Turn Back The Clock: February 25th, 1994-Scooter Gets The Love!


Seems like every time I do a Turn Back The Clock, something special in my life occurred on that day as well. If you hadn’t heard by now, this is my final week with Yanks Go Yard as co-editor, as well as the Fansided Network. I’m stepping away from writing altogether, and will focus my energy on other things that need my attention right now. In my last piece, I sent a shout out to my oldest daughter Alexa, who turned 16-years old on back on February 18th. This time around, the shout out goes out to my beautiful bride of the past nine years, Karri. It was on this day, nine years ago, she made me the happiest fella on the planet, and my everlasting gifts from her are our two children, Braden 5, and Kamryn 3. Happy Anniversary sweetheart, I love you!

Enjoying our final visit to the original House! Mandatory Credit: Billy Brost

Anyway, as I just said, this is my final week with Yanks Go Yard, and this is my final entry into the Turn Back The Clock realm, at least for this site. I looked throughout the week, and wanted my final entry in this series to be something that was near and dear to my heart. Phil Rizzuto was one of those old time Yankees’ legends that you just had to root for. He was never The Mick, or Joe D, or even Berra, but Scooter was an integral part of some very successful Bombers’ teams of the era. 

More from Yankees News

Rizzuto was a member of seven World Series winners in New York, and prior to the arrival of Derek Jeter, was the shortstop in which all others in pinstripes were measured. He was a controversial figure, not because of anything he said or did, but because the Veteran’s Committee finally decided to induct the former AL MVP into Cooperstown, almost a full decade after his Brooklyn contemporary, Pee Wee Reese was enshrined.

He, like many others from the era, missed several of his peak years to serve our country during World War II. Regardless, the numbers just don’t pop upon first glance. However, he did finish in the top 10 of AL MVP voting three times and was a five-time AL All-Star in his thirteen year career. Scooter finished tops in terms of defensive WAR in three separate seasons as well, topping out at 3.4 in 1942. For his career, he finished with a 22.9, good for 27th all-time.

While most of us are far too young to recall having witnessed Rizzuto having played, but almost all of us recall his antics as a play-by-play man in the Yankees’ booth for many years. Does it get any better than “Holy Cow”? The Yankees have already retired Scooter’s #10, and it resides in Monument Park. It was on this day, back in 1994, the Veteran’s Committee righted a wrong, and gave a man who is one of the best all-around players in Yankees’ and baseball history, his just due, and selected him for enshrinement into the Baseball Hall of Fame.
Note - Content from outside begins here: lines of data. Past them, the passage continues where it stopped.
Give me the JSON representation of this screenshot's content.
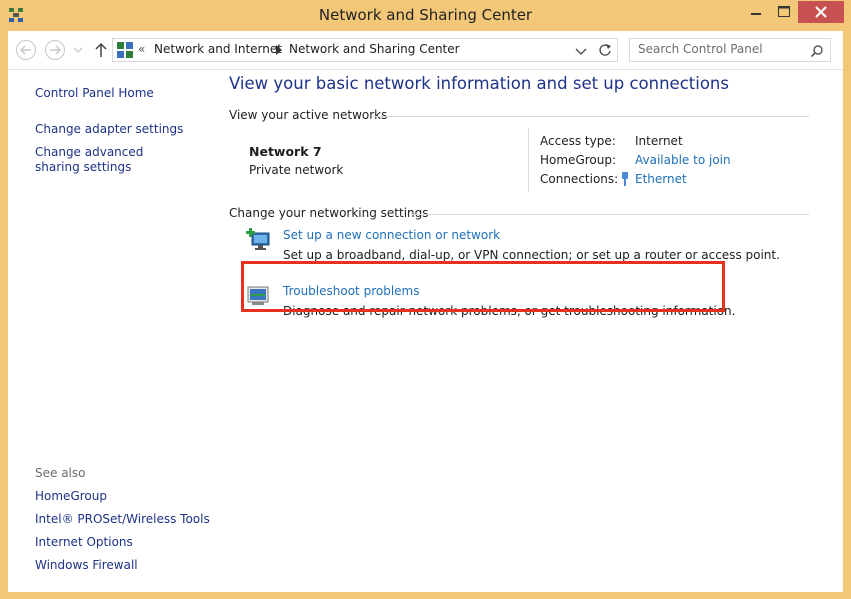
{
  "window": {
    "title": "Network and Sharing Center"
  },
  "navbar": {
    "breadcrumb_overflow": "«",
    "breadcrumb": [
      "Network and Internet",
      "Network and Sharing Center"
    ],
    "search_placeholder": "Search Control Panel"
  },
  "left_pane": {
    "links": [
      "Control Panel Home",
      "Change adapter settings",
      "Change advanced sharing settings"
    ],
    "see_also_label": "See also",
    "see_also": [
      "HomeGroup",
      "Intel® PROSet/Wireless Tools",
      "Internet Options",
      "Windows Firewall"
    ]
  },
  "main": {
    "heading": "View your basic network information and set up connections",
    "active_networks_title": "View your active networks",
    "network": {
      "name": "Network  7",
      "type": "Private network"
    },
    "properties": {
      "access_type_label": "Access type:",
      "access_type_value": "Internet",
      "homegroup_label": "HomeGroup:",
      "homegroup_value": "Available to join",
      "connections_label": "Connections:",
      "connections_value": "Ethernet"
    },
    "settings_title": "Change your networking settings",
    "tasks": [
      {
        "link": "Set up a new connection or network",
        "description": "Set up a broadband, dial-up, or VPN connection; or set up a router or access point."
      },
      {
        "link": "Troubleshoot problems",
        "description": "Diagnose and repair network problems, or get troubleshooting information."
      }
    ]
  },
  "colors": {
    "frame": "#f2c777",
    "link": "#1f6fb9",
    "nav_link": "#1e3287",
    "close_button": "#c75050",
    "highlight_border": "#e4321f"
  },
  "icons": [
    "network-center-icon",
    "minimize-icon",
    "maximize-icon",
    "close-icon",
    "back-arrow-icon",
    "forward-arrow-icon",
    "recent-pages-chevron-icon",
    "up-arrow-icon",
    "control-panel-icon",
    "breadcrumb-separator-icon",
    "dropdown-chevron-icon",
    "refresh-icon",
    "search-icon",
    "ethernet-plug-icon",
    "new-connection-icon",
    "troubleshoot-icon"
  ]
}
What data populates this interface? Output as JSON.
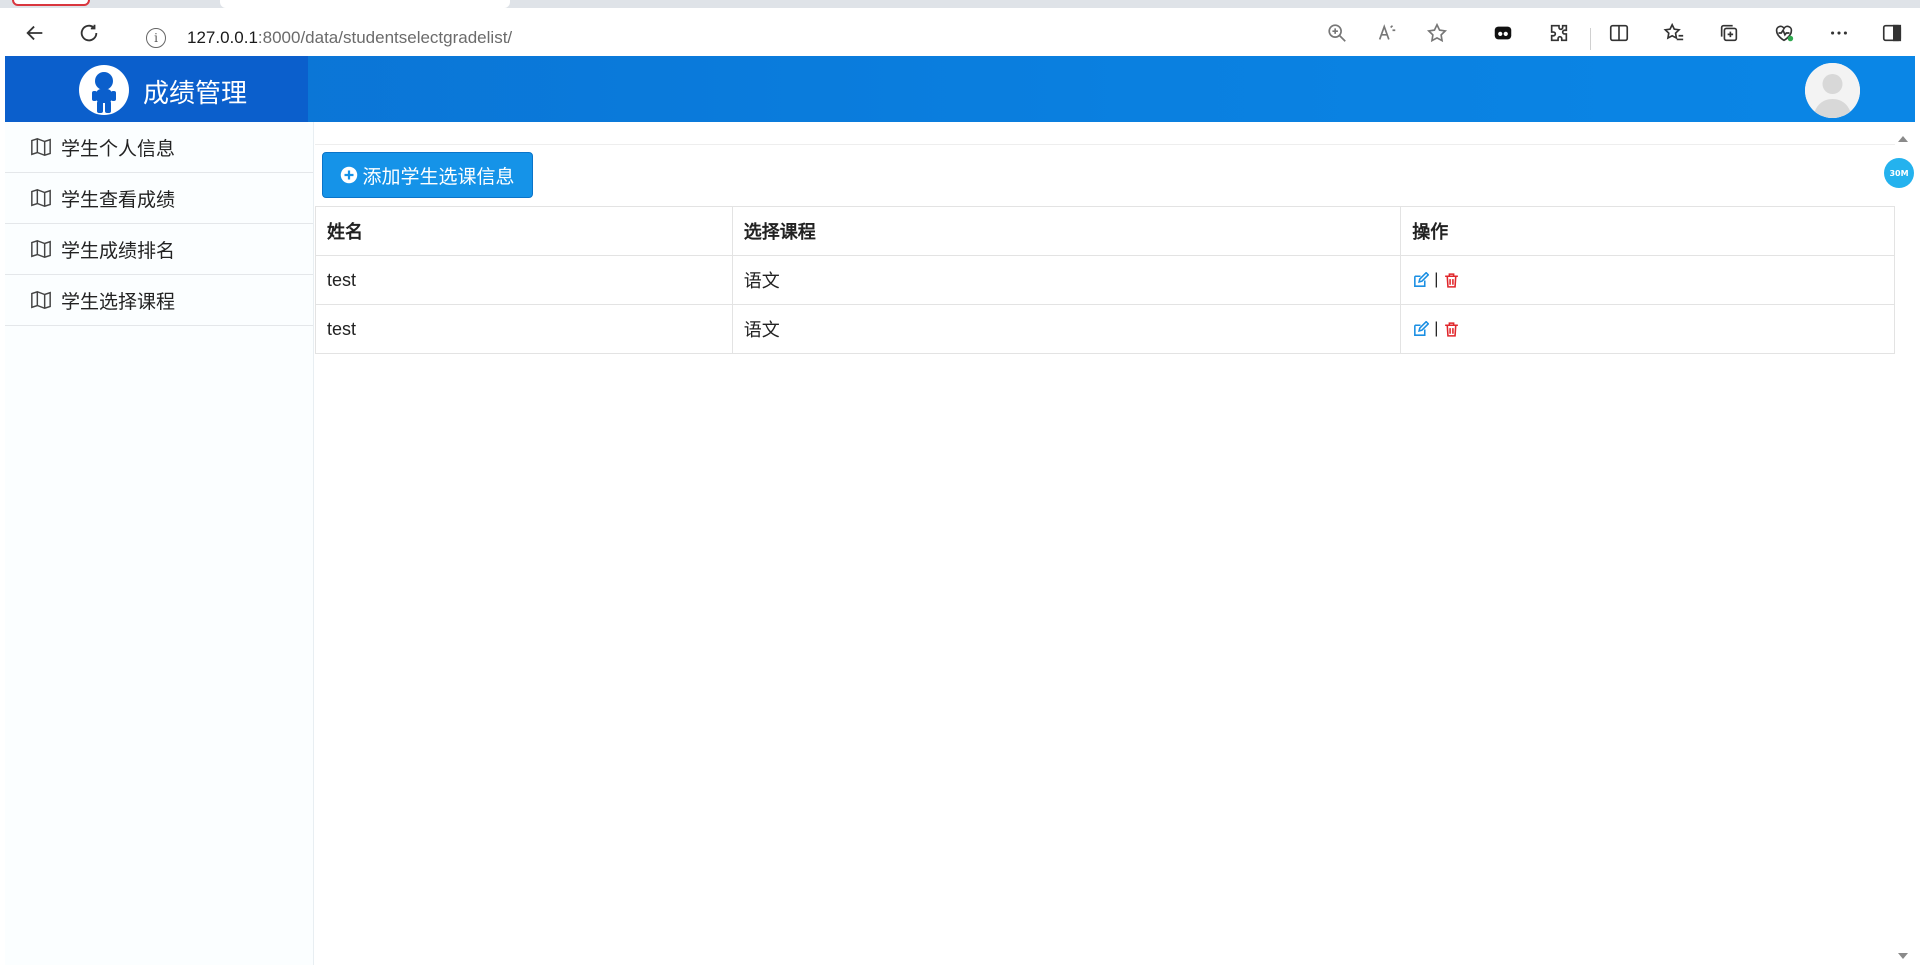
{
  "browser": {
    "url_host": "127.0.0.1",
    "url_path": ":8000/data/studentselectgradelist/"
  },
  "app": {
    "title": "成绩管理"
  },
  "sidebar": {
    "items": [
      {
        "label": "学生个人信息"
      },
      {
        "label": "学生查看成绩"
      },
      {
        "label": "学生成绩排名"
      },
      {
        "label": "学生选择课程"
      }
    ]
  },
  "main": {
    "add_button_label": "添加学生选课信息",
    "table": {
      "headers": [
        "姓名",
        "选择课程",
        "操作"
      ],
      "rows": [
        {
          "name": "test",
          "course": "语文",
          "sep": "|"
        },
        {
          "name": "test",
          "course": "语文",
          "sep": "|"
        }
      ]
    }
  },
  "badge": {
    "text": "30M"
  },
  "colors": {
    "header_blue": "#0a80e0",
    "brand_blue": "#0b5fcc",
    "button_blue": "#1593e8",
    "edit_icon": "#1a8fe3",
    "delete_icon": "#e0262b"
  },
  "icons": {
    "back": "back-arrow-icon",
    "reload": "reload-icon",
    "info": "info-icon",
    "zoom": "zoom-in-icon",
    "read_aloud": "read-aloud-icon",
    "favorite": "star-icon",
    "sidebar_map": "map-icon",
    "add": "plus-circle-icon",
    "edit": "edit-icon",
    "delete": "trash-icon"
  }
}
I wish to thank each and every one of you that have been loyal readers of this Turn Back The Clock series since I brought it to Yanks Go Yard in December of 2013. I often get asked, “Where did you get the term Turn Back The Clock?” Well, having been a kid of the 1980’s and early 1990’s, and being a baseball card junkie, one of my favorite sub-sets was the Turn Back The Clock series in the 1986 Topps Baseball Set. It was a special set of cards that looked back on a special moment in baseball history, and gave some details. I thought I would pay homage to that sub-set, and bring it back to life during my run here at Yanks Go Yard. Now that my time is coming to an end, so will the TBTC series. If I choose to pursue writing as my creative outlet at some point down the road, and I find myself delving into the history of the Yankees or the game in general, perhaps TBTC sees the light of day once again. Thank you again for all of your support, and enjoy the 2015 baseball season!

Next: Yankees Out On Hector Olivera?

More from Yanks Go Yard